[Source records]
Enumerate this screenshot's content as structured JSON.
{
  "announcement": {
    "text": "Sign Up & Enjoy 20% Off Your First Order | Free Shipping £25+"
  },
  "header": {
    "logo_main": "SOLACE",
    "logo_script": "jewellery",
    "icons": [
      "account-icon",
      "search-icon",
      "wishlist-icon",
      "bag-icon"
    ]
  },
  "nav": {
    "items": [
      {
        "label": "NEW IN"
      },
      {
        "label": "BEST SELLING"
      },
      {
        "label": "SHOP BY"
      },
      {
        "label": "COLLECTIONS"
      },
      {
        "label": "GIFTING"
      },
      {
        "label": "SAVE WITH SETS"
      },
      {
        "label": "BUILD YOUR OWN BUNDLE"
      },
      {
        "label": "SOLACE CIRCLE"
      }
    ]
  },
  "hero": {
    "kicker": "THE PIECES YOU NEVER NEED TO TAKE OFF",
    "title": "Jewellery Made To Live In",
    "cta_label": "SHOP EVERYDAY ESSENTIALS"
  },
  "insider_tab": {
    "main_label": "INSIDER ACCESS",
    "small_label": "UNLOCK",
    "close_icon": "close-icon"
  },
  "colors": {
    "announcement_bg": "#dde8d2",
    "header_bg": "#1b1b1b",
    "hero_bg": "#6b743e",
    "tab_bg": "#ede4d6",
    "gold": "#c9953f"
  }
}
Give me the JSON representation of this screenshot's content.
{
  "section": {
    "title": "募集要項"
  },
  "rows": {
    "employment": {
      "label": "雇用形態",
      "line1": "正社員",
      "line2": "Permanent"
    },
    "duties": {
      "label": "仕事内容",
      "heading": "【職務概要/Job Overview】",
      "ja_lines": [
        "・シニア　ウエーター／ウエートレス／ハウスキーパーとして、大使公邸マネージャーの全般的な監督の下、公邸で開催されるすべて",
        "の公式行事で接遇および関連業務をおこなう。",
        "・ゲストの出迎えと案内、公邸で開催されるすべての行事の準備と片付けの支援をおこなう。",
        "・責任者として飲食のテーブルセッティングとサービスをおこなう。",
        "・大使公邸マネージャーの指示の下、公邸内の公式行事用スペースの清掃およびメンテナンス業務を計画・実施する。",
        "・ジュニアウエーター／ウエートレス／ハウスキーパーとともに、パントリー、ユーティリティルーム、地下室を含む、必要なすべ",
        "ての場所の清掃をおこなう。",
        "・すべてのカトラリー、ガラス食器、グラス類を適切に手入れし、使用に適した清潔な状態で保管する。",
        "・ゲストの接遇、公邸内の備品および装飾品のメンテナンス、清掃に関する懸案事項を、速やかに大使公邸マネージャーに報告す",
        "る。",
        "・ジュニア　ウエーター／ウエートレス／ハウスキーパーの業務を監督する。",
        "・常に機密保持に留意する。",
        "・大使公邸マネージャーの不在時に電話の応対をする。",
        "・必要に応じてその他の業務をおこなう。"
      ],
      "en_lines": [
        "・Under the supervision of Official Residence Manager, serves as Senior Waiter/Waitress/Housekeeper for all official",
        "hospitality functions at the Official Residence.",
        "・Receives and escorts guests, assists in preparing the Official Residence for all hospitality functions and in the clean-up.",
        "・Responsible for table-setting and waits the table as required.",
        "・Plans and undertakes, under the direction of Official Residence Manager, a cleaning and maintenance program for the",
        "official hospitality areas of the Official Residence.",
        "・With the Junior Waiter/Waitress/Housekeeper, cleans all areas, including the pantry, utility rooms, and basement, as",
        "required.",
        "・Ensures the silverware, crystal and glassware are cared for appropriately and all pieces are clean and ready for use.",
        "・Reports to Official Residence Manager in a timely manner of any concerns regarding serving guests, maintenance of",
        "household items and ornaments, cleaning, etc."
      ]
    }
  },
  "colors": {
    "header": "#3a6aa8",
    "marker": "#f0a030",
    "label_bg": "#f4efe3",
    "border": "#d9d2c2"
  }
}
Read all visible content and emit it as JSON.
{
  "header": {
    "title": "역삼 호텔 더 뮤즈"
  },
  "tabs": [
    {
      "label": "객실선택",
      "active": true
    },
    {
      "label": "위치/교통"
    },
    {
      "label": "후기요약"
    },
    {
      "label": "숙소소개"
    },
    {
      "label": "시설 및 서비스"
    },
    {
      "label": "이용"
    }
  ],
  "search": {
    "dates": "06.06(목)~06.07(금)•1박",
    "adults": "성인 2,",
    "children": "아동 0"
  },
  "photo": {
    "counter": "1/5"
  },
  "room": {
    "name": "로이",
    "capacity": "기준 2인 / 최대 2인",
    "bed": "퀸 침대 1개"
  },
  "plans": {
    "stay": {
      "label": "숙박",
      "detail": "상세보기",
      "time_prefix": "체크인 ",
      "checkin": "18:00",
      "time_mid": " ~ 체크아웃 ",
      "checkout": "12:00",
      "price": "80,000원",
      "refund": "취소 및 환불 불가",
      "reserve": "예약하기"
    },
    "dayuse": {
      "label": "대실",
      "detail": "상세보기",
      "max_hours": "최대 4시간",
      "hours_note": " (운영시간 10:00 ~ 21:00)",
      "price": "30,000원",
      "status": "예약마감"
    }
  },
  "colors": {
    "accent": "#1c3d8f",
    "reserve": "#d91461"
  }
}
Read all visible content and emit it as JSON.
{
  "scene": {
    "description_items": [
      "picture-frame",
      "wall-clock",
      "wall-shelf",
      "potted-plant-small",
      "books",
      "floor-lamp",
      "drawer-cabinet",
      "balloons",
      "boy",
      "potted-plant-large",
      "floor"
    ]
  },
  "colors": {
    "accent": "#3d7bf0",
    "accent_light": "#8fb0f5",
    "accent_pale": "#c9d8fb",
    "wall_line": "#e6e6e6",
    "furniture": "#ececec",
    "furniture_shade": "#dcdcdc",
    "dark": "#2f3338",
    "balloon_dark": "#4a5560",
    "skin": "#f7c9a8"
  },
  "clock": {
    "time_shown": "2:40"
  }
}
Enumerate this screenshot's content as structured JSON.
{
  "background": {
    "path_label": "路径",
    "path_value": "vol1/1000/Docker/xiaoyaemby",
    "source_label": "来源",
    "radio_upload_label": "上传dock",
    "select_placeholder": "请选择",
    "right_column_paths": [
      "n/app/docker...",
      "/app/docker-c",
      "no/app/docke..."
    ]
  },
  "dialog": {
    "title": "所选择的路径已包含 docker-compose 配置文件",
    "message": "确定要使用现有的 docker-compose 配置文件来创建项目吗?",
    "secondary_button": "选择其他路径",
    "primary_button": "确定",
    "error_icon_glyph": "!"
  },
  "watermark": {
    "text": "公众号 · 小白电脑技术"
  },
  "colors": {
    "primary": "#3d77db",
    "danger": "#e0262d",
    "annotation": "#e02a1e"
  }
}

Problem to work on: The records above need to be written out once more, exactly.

The completed task:
Enumerate this screenshot's content as structured JSON.
{
  "announcement": {
    "text": "Sign Up & Enjoy 20% Off Your First Order | Free Shipping £25+"
  },
  "header": {
    "logo_main": "SOLACE",
    "logo_script": "jewellery",
    "icons": [
      "account-icon",
      "search-icon",
      "wishlist-icon",
      "bag-icon"
    ]
  },
  "nav": {
    "items": [
      {
        "label": "NEW IN"
      },
      {
        "label": "BEST SELLING"
      },
      {
        "label": "SHOP BY"
      },
      {
        "label": "COLLECTIONS"
      },
      {
        "label": "GIFTING"
      },
      {
        "label": "SAVE WITH SETS"
      },
      {
        "label": "BUILD YOUR OWN BUNDLE"
      },
      {
        "label": "SOLACE CIRCLE"
      }
    ]
  },
  "hero": {
    "kicker": "THE PIECES YOU NEVER NEED TO TAKE OFF",
    "title": "Jewellery Made To Live In",
    "cta_label": "SHOP EVERYDAY ESSENTIALS"
  },
  "insider_tab": {
    "main_label": "INSIDER ACCESS",
    "small_label": "UNLOCK",
    "close_icon": "close-icon"
  },
  "colors": {
    "announcement_bg": "#dde8d2",
    "header_bg": "#1b1b1b",
    "hero_bg": "#6b743e",
    "tab_bg": "#ede4d6",
    "gold": "#c9953f"
  }
}
Give me the JSON representation of this screenshot's content.
{
  "section": {
    "title": "募集要項"
  },
  "rows": {
    "employment": {
      "label": "雇用形態",
      "line1": "正社員",
      "line2": "Permanent"
    },
    "duties": {
      "label": "仕事内容",
      "heading": "【職務概要/Job Overview】",
      "ja_lines": [
        "・シニア　ウエーター／ウエートレス／ハウスキーパーとして、大使公邸マネージャーの全般的な監督の下、公邸で開催されるすべて",
        "の公式行事で接遇および関連業務をおこなう。",
        "・ゲストの出迎えと案内、公邸で開催されるすべての行事の準備と片付けの支援をおこなう。",
        "・責任者として飲食のテーブルセッティングとサービスをおこなう。",
        "・大使公邸マネージャーの指示の下、公邸内の公式行事用スペースの清掃およびメンテナンス業務を計画・実施する。",
        "・ジュニアウエーター／ウエートレス／ハウスキーパーとともに、パントリー、ユーティリティルーム、地下室を含む、必要なすべ",
        "ての場所の清掃をおこなう。",
        "・すべてのカトラリー、ガラス食器、グラス類を適切に手入れし、使用に適した清潔な状態で保管する。",
        "・ゲストの接遇、公邸内の備品および装飾品のメンテナンス、清掃に関する懸案事項を、速やかに大使公邸マネージャーに報告す",
        "る。",
        "・ジュニア　ウエーター／ウエートレス／ハウスキーパーの業務を監督する。",
        "・常に機密保持に留意する。",
        "・大使公邸マネージャーの不在時に電話の応対をする。",
        "・必要に応じてその他の業務をおこなう。"
      ],
      "en_lines": [
        "・Under the supervision of Official Residence Manager, serves as Senior Waiter/Waitress/Housekeeper for all official",
        "hospitality functions at the Official Residence.",
        "・Receives and escorts guests, assists in preparing the Official Residence for all hospitality functions and in the clean-up.",
        "・Responsible for table-setting and waits the table as required.",
        "・Plans and undertakes, under the direction of Official Residence Manager, a cleaning and maintenance program for the",
        "official hospitality areas of the Official Residence.",
        "・With the Junior Waiter/Waitress/Housekeeper, cleans all areas, including the pantry, utility rooms, and basement, as",
        "required.",
        "・Ensures the silverware, crystal and glassware are cared for appropriately and all pieces are clean and ready for use.",
        "・Reports to Official Residence Manager in a timely manner of any concerns regarding serving guests, maintenance of",
        "household items and ornaments, cleaning, etc."
      ]
    }
  },
  "colors": {
    "header": "#3a6aa8",
    "marker": "#f0a030",
    "label_bg": "#f4efe3",
    "border": "#d9d2c2"
  }
}
Read all visible content and emit it as JSON.
{
  "header": {
    "title": "역삼 호텔 더 뮤즈"
  },
  "tabs": [
    {
      "label": "객실선택",
      "active": true
    },
    {
      "label": "위치/교통"
    },
    {
      "label": "후기요약"
    },
    {
      "label": "숙소소개"
    },
    {
      "label": "시설 및 서비스"
    },
    {
      "label": "이용"
    }
  ],
  "search": {
    "dates": "06.06(목)~06.07(금)•1박",
    "adults": "성인 2,",
    "children": "아동 0"
  },
  "photo": {
    "counter": "1/5"
  },
  "room": {
    "name": "로이",
    "capacity": "기준 2인 / 최대 2인",
    "bed": "퀸 침대 1개"
  },
  "plans": {
    "stay": {
      "label": "숙박",
      "detail": "상세보기",
      "time_prefix": "체크인 ",
      "checkin": "18:00",
      "time_mid": " ~ 체크아웃 ",
      "checkout": "12:00",
      "price": "80,000원",
      "refund": "취소 및 환불 불가",
      "reserve": "예약하기"
    },
    "dayuse": {
      "label": "대실",
      "detail": "상세보기",
      "max_hours": "최대 4시간",
      "hours_note": " (운영시간 10:00 ~ 21:00)",
      "price": "30,000원",
      "status": "예약마감"
    }
  },
  "colors": {
    "accent": "#1c3d8f",
    "reserve": "#d91461"
  }
}
Read all visible content and emit it as JSON.
{
  "scene": {
    "description_items": [
      "picture-frame",
      "wall-clock",
      "wall-shelf",
      "potted-plant-small",
      "books",
      "floor-lamp",
      "drawer-cabinet",
      "balloons",
      "boy",
      "potted-plant-large",
      "floor"
    ]
  },
  "colors": {
    "accent": "#3d7bf0",
    "accent_light": "#8fb0f5",
    "accent_pale": "#c9d8fb",
    "wall_line": "#e6e6e6",
    "furniture": "#ececec",
    "furniture_shade": "#dcdcdc",
    "dark": "#2f3338",
    "balloon_dark": "#4a5560",
    "skin": "#f7c9a8"
  },
  "clock": {
    "time_shown": "2:40"
  }
}
Enumerate this screenshot's content as structured JSON.
{
  "background": {
    "path_label": "路径",
    "path_value": "vol1/1000/Docker/xiaoyaemby",
    "source_label": "来源",
    "radio_upload_label": "上传dock",
    "select_placeholder": "请选择",
    "right_column_paths": [
      "n/app/docker...",
      "/app/docker-c",
      "no/app/docke..."
    ]
  },
  "dialog": {
    "title": "所选择的路径已包含 docker-compose 配置文件",
    "message": "确定要使用现有的 docker-compose 配置文件来创建项目吗?",
    "secondary_button": "选择其他路径",
    "primary_button": "确定",
    "error_icon_glyph": "!"
  },
  "watermark": {
    "text": "公众号 · 小白电脑技术"
  },
  "colors": {
    "primary": "#3d77db",
    "danger": "#e0262d",
    "annotation": "#e02a1e"
  }
}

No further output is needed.